Community LIFT awarded nine micro-grants to support community improvement projects in three neighborhoods that the organization has selected for comprehensive redevelopment.
by Tarrin McGhee
Special to the Tri-State Defender
The recipients didn’t know what was coming, but they could not have been more pleased, even with advance notice.
| Community LIFT awarded nine micro-grants to support community improvement projects in three neighborhoods, with three winners each from the South Memphis, Binghampton and Frayser communities. (Courtesy photo)
Three winners each from South Memphis, Binghampton and Frayser communities were surprised by the announcement made at a reception and program dubbed for finalists by Community LIFT. It was an attempt to keep the winners a secret until the grants were awarded.
“It was a very competitive application process, and we wanted to do something fun to notify the winners,” said Eric Robertson, president of Community LIFT.
“The individuals and organizations who received the Uplift grants were all chosen for having innovative projects that will make a substantive impact in their communities once implemented.”
The grants are intended to enhance small-scale projects that support placed-based, grassroots community action activities; and promote neighborhood pride, cultural history, healthier living, sustainability, educational exposure, community peace and unity.

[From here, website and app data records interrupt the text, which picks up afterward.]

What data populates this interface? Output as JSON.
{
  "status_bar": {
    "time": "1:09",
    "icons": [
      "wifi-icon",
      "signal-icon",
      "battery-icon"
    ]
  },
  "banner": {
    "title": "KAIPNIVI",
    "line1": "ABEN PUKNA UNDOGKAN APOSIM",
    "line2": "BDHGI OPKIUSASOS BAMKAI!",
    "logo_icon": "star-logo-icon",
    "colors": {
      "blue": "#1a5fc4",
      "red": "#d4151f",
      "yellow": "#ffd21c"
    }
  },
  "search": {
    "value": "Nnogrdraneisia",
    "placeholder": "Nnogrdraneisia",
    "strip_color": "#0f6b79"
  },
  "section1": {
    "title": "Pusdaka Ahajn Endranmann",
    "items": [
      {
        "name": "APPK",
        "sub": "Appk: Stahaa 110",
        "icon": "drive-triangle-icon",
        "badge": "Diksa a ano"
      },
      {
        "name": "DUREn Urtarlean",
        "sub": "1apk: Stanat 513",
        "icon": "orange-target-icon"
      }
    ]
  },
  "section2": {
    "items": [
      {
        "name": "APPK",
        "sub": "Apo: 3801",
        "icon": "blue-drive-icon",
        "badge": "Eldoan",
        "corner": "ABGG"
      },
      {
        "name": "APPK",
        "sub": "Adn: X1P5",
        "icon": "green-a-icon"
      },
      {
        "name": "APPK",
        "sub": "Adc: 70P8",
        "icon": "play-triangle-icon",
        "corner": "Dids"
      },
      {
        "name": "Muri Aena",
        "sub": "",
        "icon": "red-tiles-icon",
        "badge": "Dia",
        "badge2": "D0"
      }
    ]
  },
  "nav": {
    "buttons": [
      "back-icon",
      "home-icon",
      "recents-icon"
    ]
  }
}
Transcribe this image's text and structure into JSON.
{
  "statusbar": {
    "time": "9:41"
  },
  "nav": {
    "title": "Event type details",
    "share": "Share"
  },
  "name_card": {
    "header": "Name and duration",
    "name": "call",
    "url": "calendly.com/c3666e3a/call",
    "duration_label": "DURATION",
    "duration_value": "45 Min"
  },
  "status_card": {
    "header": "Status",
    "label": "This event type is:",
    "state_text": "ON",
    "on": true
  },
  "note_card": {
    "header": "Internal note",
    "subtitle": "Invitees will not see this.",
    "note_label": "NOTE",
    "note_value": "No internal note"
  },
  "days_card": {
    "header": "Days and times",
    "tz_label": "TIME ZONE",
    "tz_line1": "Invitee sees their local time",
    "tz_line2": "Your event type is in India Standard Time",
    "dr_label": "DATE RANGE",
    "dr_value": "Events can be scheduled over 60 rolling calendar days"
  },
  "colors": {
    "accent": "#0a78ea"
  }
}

In February of this year, Community LIFT issued a request for proposals to community development corporations, neighborhood associations, community-based organizations, teachers, principals, and individuals within the South Memphis, Binghampton and Frayser communities.
Uplift grant winners include: Historic Broad Avenue Business Association; Binghampton resident Susan Kizzee; Give Youth a Chance; Fresh Start Life Inc.; Baby Feat; Lifeline to Success; Communities of Shalom; Venezia Spencer (teacher at Booker T. Washington High School); and Michele Mason (principal at Carver High School).
The projects that the Uplift grant recipients are leading address a variety of community needs and concerns. Among them, blighted homes will be painted along Sam Cooper, a new community garden will soon sprout in Binghampton, a book club and mentoring program for juvenile offenders will be established in Frayser, and field training for cosmetology students and assistance with job readiness will be provided to South Memphis residents.
“I was very encouraged and excited after receiving the Uplift grant,” said Minister Derek Flake, Founder of Fresh Start Life Inc. – a non-profit organization focused on improving literacy rates among urban youth in Frayser, and helping them to make positive life choices.
“The funds provide an opportunity to help prove the credibility of our organization and to build upon it,” Flake said.
Community LIFT was created on November 10, 2010 as a local community development intermediary to fill the void of scaled, comprehensive neighborhood redevelopment.
The organization serves as a clearinghouse to aggressively pursue access to and gain the trust of wider capital and political markets, with the purpose of channeling funding from public and private sources to make sound investments in resource-poor neighborhoods and community development organizations.
Community LIFT is the only intermediary of its kind in the city of Memphis.
Ashley Cash, program officer, said the Uplift grant initiative, sponsored by Regions Bank, was designed to provide project funding to grassroots groups, community organizations, and individuals that would otherwise find it difficult to obtain financial support.
“There are a lot of really great people working to do some great things in their neighborhoods who often confront challenges to getting their projects off of the ground,” said Cash.
“We know that the individuals that we have selected will put the funds to good use.”